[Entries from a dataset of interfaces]
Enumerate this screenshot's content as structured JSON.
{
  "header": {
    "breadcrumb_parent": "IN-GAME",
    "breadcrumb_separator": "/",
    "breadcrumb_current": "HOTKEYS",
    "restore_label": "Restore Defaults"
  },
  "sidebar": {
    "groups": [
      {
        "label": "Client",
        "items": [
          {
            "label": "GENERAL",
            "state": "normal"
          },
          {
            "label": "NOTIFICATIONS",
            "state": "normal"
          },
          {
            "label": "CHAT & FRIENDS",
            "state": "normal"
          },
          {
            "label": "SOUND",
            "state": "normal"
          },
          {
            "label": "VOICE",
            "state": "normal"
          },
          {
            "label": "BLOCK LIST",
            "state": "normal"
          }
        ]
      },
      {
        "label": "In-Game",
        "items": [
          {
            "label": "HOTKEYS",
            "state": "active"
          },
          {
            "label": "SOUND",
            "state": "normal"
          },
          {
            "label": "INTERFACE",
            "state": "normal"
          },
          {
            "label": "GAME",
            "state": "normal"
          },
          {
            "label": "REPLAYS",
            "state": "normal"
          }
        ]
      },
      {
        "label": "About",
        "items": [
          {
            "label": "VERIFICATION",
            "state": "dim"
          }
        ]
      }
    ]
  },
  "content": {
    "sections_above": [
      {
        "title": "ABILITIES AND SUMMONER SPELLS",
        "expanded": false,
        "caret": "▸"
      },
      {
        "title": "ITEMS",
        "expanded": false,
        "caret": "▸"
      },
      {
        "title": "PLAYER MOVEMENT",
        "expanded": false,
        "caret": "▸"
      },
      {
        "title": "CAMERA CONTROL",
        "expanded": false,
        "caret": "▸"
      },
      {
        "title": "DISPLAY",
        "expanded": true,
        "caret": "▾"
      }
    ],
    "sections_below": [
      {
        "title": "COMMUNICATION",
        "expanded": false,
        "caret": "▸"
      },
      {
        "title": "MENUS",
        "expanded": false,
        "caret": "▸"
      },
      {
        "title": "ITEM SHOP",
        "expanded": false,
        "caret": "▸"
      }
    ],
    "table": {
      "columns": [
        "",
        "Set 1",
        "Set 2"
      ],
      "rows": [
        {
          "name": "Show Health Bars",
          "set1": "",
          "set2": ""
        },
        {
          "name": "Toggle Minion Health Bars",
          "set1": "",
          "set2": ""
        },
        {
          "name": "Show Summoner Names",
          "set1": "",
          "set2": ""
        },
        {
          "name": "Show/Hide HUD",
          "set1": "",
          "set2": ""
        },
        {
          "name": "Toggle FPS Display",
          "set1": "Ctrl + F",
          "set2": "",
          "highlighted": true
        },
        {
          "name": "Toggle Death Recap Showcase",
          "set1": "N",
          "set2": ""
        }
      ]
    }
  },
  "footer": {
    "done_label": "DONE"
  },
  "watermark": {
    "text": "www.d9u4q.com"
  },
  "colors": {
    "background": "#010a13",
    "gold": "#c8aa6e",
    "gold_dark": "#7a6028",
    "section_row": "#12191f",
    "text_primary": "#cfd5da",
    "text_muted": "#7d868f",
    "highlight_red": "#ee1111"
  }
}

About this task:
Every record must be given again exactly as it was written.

Response box:
Enumerate this screenshot's content as structured JSON.
{
  "header": {
    "breadcrumb_parent": "IN-GAME",
    "breadcrumb_separator": "/",
    "breadcrumb_current": "HOTKEYS",
    "restore_label": "Restore Defaults"
  },
  "sidebar": {
    "groups": [
      {
        "label": "Client",
        "items": [
          {
            "label": "GENERAL",
            "state": "normal"
          },
          {
            "label": "NOTIFICATIONS",
            "state": "normal"
          },
          {
            "label": "CHAT & FRIENDS",
            "state": "normal"
          },
          {
            "label": "SOUND",
            "state": "normal"
          },
          {
            "label": "VOICE",
            "state": "normal"
          },
          {
            "label": "BLOCK LIST",
            "state": "normal"
          }
        ]
      },
      {
        "label": "In-Game",
        "items": [
          {
            "label": "HOTKEYS",
            "state": "active"
          },
          {
            "label": "SOUND",
            "state": "normal"
          },
          {
            "label": "INTERFACE",
            "state": "normal"
          },
          {
            "label": "GAME",
            "state": "normal"
          },
          {
            "label": "REPLAYS",
            "state": "normal"
          }
        ]
      },
      {
        "label": "About",
        "items": [
          {
            "label": "VERIFICATION",
            "state": "dim"
          }
        ]
      }
    ]
  },
  "content": {
    "sections_above": [
      {
        "title": "ABILITIES AND SUMMONER SPELLS",
        "expanded": false,
        "caret": "▸"
      },
      {
        "title": "ITEMS",
        "expanded": false,
        "caret": "▸"
      },
      {
        "title": "PLAYER MOVEMENT",
        "expanded": false,
        "caret": "▸"
      },
      {
        "title": "CAMERA CONTROL",
        "expanded": false,
        "caret": "▸"
      },
      {
        "title": "DISPLAY",
        "expanded": true,
        "caret": "▾"
      }
    ],
    "sections_below": [
      {
        "title": "COMMUNICATION",
        "expanded": false,
        "caret": "▸"
      },
      {
        "title": "MENUS",
        "expanded": false,
        "caret": "▸"
      },
      {
        "title": "ITEM SHOP",
        "expanded": false,
        "caret": "▸"
      }
    ],
    "table": {
      "columns": [
        "",
        "Set 1",
        "Set 2"
      ],
      "rows": [
        {
          "name": "Show Health Bars",
          "set1": "",
          "set2": ""
        },
        {
          "name": "Toggle Minion Health Bars",
          "set1": "",
          "set2": ""
        },
        {
          "name": "Show Summoner Names",
          "set1": "",
          "set2": ""
        },
        {
          "name": "Show/Hide HUD",
          "set1": "",
          "set2": ""
        },
        {
          "name": "Toggle FPS Display",
          "set1": "Ctrl + F",
          "set2": "",
          "highlighted": true
        },
        {
          "name": "Toggle Death Recap Showcase",
          "set1": "N",
          "set2": ""
        }
      ]
    }
  },
  "footer": {
    "done_label": "DONE"
  },
  "watermark": {
    "text": "www.d9u4q.com"
  },
  "colors": {
    "background": "#010a13",
    "gold": "#c8aa6e",
    "gold_dark": "#7a6028",
    "section_row": "#12191f",
    "text_primary": "#cfd5da",
    "text_muted": "#7d868f",
    "highlight_red": "#ee1111"
  }
}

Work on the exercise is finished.